£33000 per annum: Recruitment Genius: An External Relations Executive is requi...

Ashdown Group: Web Developer (PHP & Wordpress) - Central London

£25000 - £28000 per annum + 25 days holidays & pension: Ashdown Group: Web Dev...

Day In a Page

Isis hostage crisis: The prisoner swap has only one purpose for the militants - recognition its Islamic State exists and that foreign nations acknowledge its power

Isis hostage crisis

The prisoner swap has only one purpose for the militants - recognition its Islamic State exists and that foreign nations acknowledge its power, says Robert Fisk
Missing salvage expert who found $50m of sunken treasure before disappearing, tracked down at last

The runaway buccaneers and the ship full of gold

Salvage expert Tommy Thompson found sunken treasure worth millions.
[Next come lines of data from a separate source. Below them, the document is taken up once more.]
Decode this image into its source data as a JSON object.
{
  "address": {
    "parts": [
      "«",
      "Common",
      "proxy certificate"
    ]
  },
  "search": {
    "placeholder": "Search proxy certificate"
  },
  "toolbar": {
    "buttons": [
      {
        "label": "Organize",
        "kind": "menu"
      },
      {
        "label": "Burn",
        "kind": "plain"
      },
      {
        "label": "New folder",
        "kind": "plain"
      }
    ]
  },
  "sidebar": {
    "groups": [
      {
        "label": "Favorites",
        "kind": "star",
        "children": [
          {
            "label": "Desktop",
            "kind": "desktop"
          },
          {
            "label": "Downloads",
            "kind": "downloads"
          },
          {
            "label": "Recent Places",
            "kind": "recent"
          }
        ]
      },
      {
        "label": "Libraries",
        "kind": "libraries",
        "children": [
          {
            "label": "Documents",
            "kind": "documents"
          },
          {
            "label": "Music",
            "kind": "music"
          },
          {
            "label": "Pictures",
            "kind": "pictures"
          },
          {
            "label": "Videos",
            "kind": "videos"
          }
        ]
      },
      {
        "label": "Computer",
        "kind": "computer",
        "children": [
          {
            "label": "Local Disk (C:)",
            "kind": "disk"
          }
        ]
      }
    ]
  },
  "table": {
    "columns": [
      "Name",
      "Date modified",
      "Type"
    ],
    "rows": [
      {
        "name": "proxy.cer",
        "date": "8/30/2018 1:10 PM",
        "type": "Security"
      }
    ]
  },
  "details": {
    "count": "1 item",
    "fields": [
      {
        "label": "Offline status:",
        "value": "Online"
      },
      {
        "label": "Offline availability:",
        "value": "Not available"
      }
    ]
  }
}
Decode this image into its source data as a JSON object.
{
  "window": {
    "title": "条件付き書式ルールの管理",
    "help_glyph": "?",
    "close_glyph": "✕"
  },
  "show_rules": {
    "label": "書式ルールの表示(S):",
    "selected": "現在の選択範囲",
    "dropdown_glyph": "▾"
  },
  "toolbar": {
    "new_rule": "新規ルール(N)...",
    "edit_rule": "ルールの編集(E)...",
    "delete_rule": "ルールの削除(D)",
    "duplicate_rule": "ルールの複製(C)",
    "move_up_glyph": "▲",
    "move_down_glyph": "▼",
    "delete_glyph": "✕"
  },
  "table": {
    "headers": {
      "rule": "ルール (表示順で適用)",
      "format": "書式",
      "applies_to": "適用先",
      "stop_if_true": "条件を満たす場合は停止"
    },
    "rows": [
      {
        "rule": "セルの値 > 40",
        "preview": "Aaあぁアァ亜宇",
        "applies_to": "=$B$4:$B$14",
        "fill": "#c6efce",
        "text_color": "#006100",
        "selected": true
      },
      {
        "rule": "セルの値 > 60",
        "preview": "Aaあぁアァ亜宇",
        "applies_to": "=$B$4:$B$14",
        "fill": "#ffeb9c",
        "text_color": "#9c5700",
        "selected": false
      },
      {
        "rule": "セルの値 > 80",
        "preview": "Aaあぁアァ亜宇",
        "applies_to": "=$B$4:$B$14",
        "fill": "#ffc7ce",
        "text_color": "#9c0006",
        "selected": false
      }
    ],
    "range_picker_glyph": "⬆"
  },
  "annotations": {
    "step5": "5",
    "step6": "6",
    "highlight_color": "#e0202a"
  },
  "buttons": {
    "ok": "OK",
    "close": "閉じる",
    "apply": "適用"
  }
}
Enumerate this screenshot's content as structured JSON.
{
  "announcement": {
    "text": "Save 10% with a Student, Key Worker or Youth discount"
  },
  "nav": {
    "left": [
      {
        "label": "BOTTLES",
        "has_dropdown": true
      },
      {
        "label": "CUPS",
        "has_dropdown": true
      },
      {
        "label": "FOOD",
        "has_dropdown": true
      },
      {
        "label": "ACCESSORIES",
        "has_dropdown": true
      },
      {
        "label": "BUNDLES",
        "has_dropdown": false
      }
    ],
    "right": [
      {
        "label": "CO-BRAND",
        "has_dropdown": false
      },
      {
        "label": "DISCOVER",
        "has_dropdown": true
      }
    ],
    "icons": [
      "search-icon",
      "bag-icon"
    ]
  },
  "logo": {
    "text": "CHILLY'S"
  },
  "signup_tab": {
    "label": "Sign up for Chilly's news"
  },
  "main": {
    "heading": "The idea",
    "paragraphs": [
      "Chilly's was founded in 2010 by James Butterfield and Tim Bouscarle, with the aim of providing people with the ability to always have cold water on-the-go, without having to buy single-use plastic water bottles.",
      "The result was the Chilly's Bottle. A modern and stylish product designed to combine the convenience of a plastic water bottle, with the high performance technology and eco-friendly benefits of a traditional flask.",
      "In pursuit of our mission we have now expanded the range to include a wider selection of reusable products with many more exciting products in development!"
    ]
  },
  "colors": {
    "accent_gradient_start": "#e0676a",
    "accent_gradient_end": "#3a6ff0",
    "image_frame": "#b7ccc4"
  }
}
Then he vanished... until now
Homeless Veterans appeal: ‘If you’re hard on the world you are hard on yourself’

Homeless Veterans appeal: ‘If you’re hard on the world you are hard on yourself’

Maverick artist Grayson Perry backs our campaign
Assisted Dying Bill: I want to be able to decide about my own death - I want to have control of my life

Assisted Dying Bill: 'I want control of my life'

This week the Assisted Dying Bill is debated in the Lords. Virginia Ironside, who has already made plans for her own self-deliverance, argues that it's time we allowed people a humane, compassionate death
Move over, kale - cabbage is the new rising star

Cabbage is king again

Sophie Morris banishes thoughts of soggy school dinners and turns over a new leaf
11 best winter skin treats

Give your moisturiser a helping hand: 11 best winter skin treats

Get an extra boost of nourishment from one of these hard-working products
Paul Scholes column: The more Jose Mourinho attempts to influence match officials, the more they are likely to ignore him

Paul Scholes column

The more Jose Mourinho attempts to influence match officials, the more they are likely to ignore him
Frank Warren column: No cigar, but pots of money: here come the Cubans

Frank Warren's Ringside

No cigar, but pots of money: here come the Cubans
Isis hostage crisis: Militant group stands strong as its numerous enemies fail to find a common plan to defeat it

Isis stands strong as its numerous enemies fail to find a common plan to defeat it

The jihadis are being squeezed militarily and economically, but there is no sign of an implosion, says Patrick Cockburn
Virtual reality thrusts viewers into the frontline of global events - and puts film-goers at the heart of the action

Virtual reality: Seeing is believing

Virtual reality thrusts viewers into the frontline of global events - and puts film-goers at the heart of the action
Homeless Veterans appeal: MP says Coalition ‘not doing enough’

Homeless Veterans appeal

MP says Coalition ‘not doing enough’ to help
Larry David, Steve Coogan and other comedians share stories of depression in new documentary

Comedians share stories of depression

The director of the new documentary, Kevin Pollak, tells Jessica Barrett how he got them to talk
Has The Archers lost the plot with it's spicy storylines?

Has The Archers lost the plot?

A growing number of listeners are voicing their discontent over the rural soap's spicy storylines; so loudly that even the BBC's director-general seems worried, says Simon Kelner
English Heritage adds 14 post-war office buildings to its protected lists

14 office buildings added to protected lists

Christopher Beanland explores the underrated appeal of these palaces of pen-pushing
Human skull discovery in Israel proves humans lived side-by-side with Neanderthals

Human skull discovery in Israel proves humans lived side-by-side with Neanderthals

Scientists unearthed the cranial fragments from Manot Cave in West Galilee